BRIEF :: Only the text of the records belongs in the answer, copied exactly, with every picture omitted.

SUPPLIED ENTRIES ::
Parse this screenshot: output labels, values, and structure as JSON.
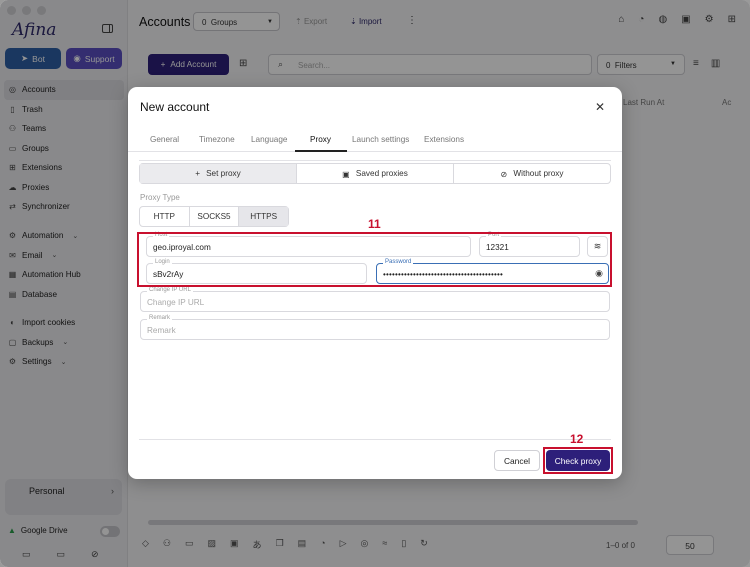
{
  "sidebar": {
    "logo": "Afina",
    "bot_label": "Bot",
    "support_label": "Support",
    "items": [
      {
        "label": "Accounts",
        "icon": "accounts-icon"
      },
      {
        "label": "Trash",
        "icon": "trash-icon"
      },
      {
        "label": "Teams",
        "icon": "teams-icon"
      },
      {
        "label": "Groups",
        "icon": "groups-icon"
      },
      {
        "label": "Extensions",
        "icon": "extensions-icon"
      },
      {
        "label": "Proxies",
        "icon": "proxies-icon"
      },
      {
        "label": "Synchronizer",
        "icon": "synchronizer-icon"
      },
      {
        "label": "Automation",
        "icon": "automation-icon"
      },
      {
        "label": "Email",
        "icon": "email-icon"
      },
      {
        "label": "Automation Hub",
        "icon": "automation-hub-icon"
      },
      {
        "label": "Database",
        "icon": "database-icon"
      },
      {
        "label": "Import cookies",
        "icon": "import-cookies-icon"
      },
      {
        "label": "Backups",
        "icon": "backups-icon"
      },
      {
        "label": "Settings",
        "icon": "settings-icon"
      }
    ],
    "workspace": "Personal",
    "google_drive": "Google Drive"
  },
  "main": {
    "title": "Accounts",
    "groups_count": "0",
    "groups_label": "Groups",
    "export_label": "Export",
    "import_label": "Import",
    "add_account_label": "Add Account",
    "search_placeholder": "Search...",
    "filters_count": "0",
    "filters_label": "Filters",
    "col_last_run": "Last Run At",
    "col_next": "Ac",
    "pager_text": "1–0 of 0",
    "per_page": "50"
  },
  "modal": {
    "title": "New account",
    "tabs": [
      "General",
      "Timezone",
      "Language",
      "Proxy",
      "Launch settings",
      "Extensions"
    ],
    "active_tab": "Proxy",
    "segments": [
      "Set proxy",
      "Saved proxies",
      "Without proxy"
    ],
    "proxy_type_label": "Proxy Type",
    "proxy_types": [
      "HTTP",
      "SOCKS5",
      "HTTPS"
    ],
    "selected_proxy_type": "HTTPS",
    "host_label": "Host",
    "host_value": "geo.iproyal.com",
    "port_label": "Port",
    "port_value": "12321",
    "login_label": "Login",
    "login_value": "sBv2rAy",
    "password_label": "Password",
    "password_value": "••••••••••••••••••••••••••••••••••••••••",
    "change_ip_label": "Change IP URL",
    "change_ip_placeholder": "Change IP URL",
    "remark_label": "Remark",
    "remark_placeholder": "Remark",
    "cancel_label": "Cancel",
    "check_proxy_label": "Check proxy"
  },
  "annotations": {
    "fields_step": "11",
    "check_step": "12",
    "color": "#c8102e"
  },
  "colors": {
    "primary": "#2d1f7a",
    "bot": "#2d5fa6",
    "support": "#5a4ec2"
  }
}
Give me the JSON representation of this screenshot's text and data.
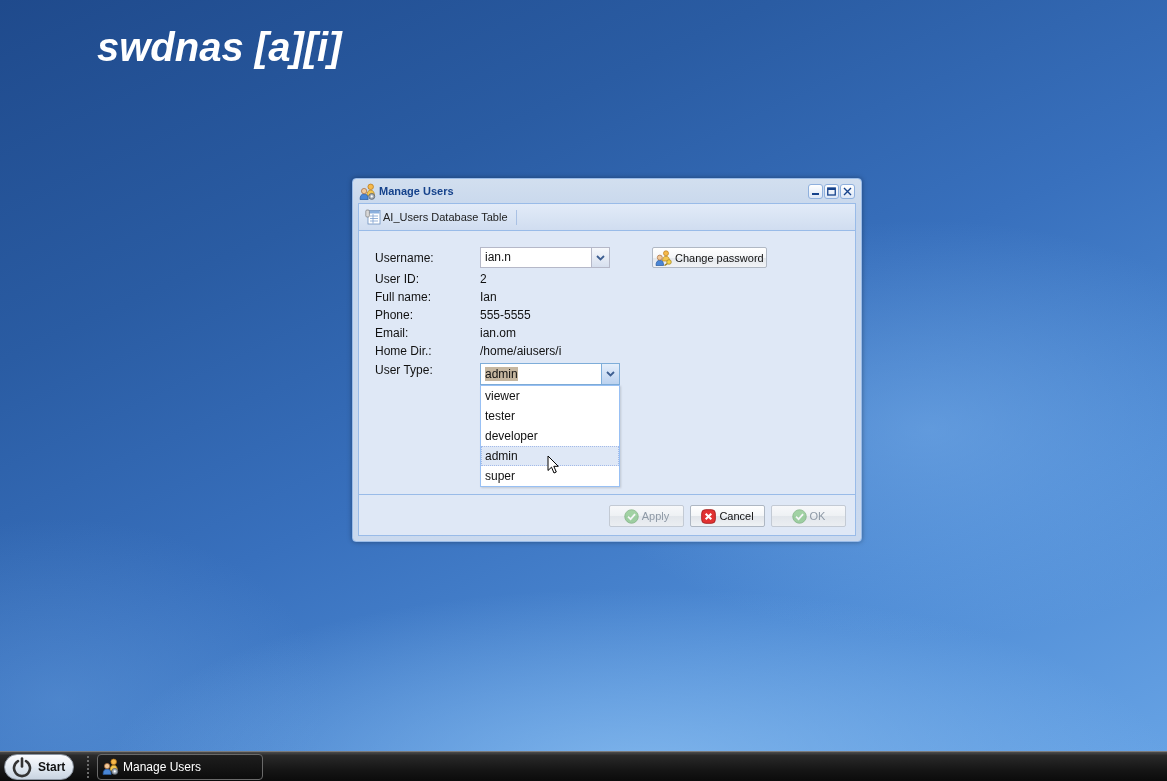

SOLUTION FOR THIS TASK ::
Parse this screenshot: output labels, values, and structure as JSON.
{
  "sidebar": {
    "logo": "Afina",
    "bot_label": "Bot",
    "support_label": "Support",
    "items": [
      {
        "label": "Accounts",
        "icon": "accounts-icon"
      },
      {
        "label": "Trash",
        "icon": "trash-icon"
      },
      {
        "label": "Teams",
        "icon": "teams-icon"
      },
      {
        "label": "Groups",
        "icon": "groups-icon"
      },
      {
        "label": "Extensions",
        "icon": "extensions-icon"
      },
      {
        "label": "Proxies",
        "icon": "proxies-icon"
      },
      {
        "label": "Synchronizer",
        "icon": "synchronizer-icon"
      },
      {
        "label": "Automation",
        "icon": "automation-icon"
      },
      {
        "label": "Email",
        "icon": "email-icon"
      },
      {
        "label": "Automation Hub",
        "icon": "automation-hub-icon"
      },
      {
        "label": "Database",
        "icon": "database-icon"
      },
      {
        "label": "Import cookies",
        "icon": "import-cookies-icon"
      },
      {
        "label": "Backups",
        "icon": "backups-icon"
      },
      {
        "label": "Settings",
        "icon": "settings-icon"
      }
    ],
    "workspace": "Personal",
    "google_drive": "Google Drive"
  },
  "main": {
    "title": "Accounts",
    "groups_count": "0",
    "groups_label": "Groups",
    "export_label": "Export",
    "import_label": "Import",
    "add_account_label": "Add Account",
    "search_placeholder": "Search...",
    "filters_count": "0",
    "filters_label": "Filters",
    "col_last_run": "Last Run At",
    "col_next": "Ac",
    "pager_text": "1–0 of 0",
    "per_page": "50"
  },
  "modal": {
    "title": "New account",
    "tabs": [
      "General",
      "Timezone",
      "Language",
      "Proxy",
      "Launch settings",
      "Extensions"
    ],
    "active_tab": "Proxy",
    "segments": [
      "Set proxy",
      "Saved proxies",
      "Without proxy"
    ],
    "proxy_type_label": "Proxy Type",
    "proxy_types": [
      "HTTP",
      "SOCKS5",
      "HTTPS"
    ],
    "selected_proxy_type": "HTTPS",
    "host_label": "Host",
    "host_value": "geo.iproyal.com",
    "port_label": "Port",
    "port_value": "12321",
    "login_label": "Login",
    "login_value": "sBv2rAy",
    "password_label": "Password",
    "password_value": "••••••••••••••••••••••••••••••••••••••••",
    "change_ip_label": "Change IP URL",
    "change_ip_placeholder": "Change IP URL",
    "remark_label": "Remark",
    "remark_placeholder": "Remark",
    "cancel_label": "Cancel",
    "check_proxy_label": "Check proxy"
  },
  "annotations": {
    "fields_step": "11",
    "check_step": "12",
    "color": "#c8102e"
  },
  "colors": {
    "primary": "#2d1f7a",
    "bot": "#2d5fa6",
    "support": "#5a4ec2"
  }
}
Give me the JSON representation of this screenshot's text and data.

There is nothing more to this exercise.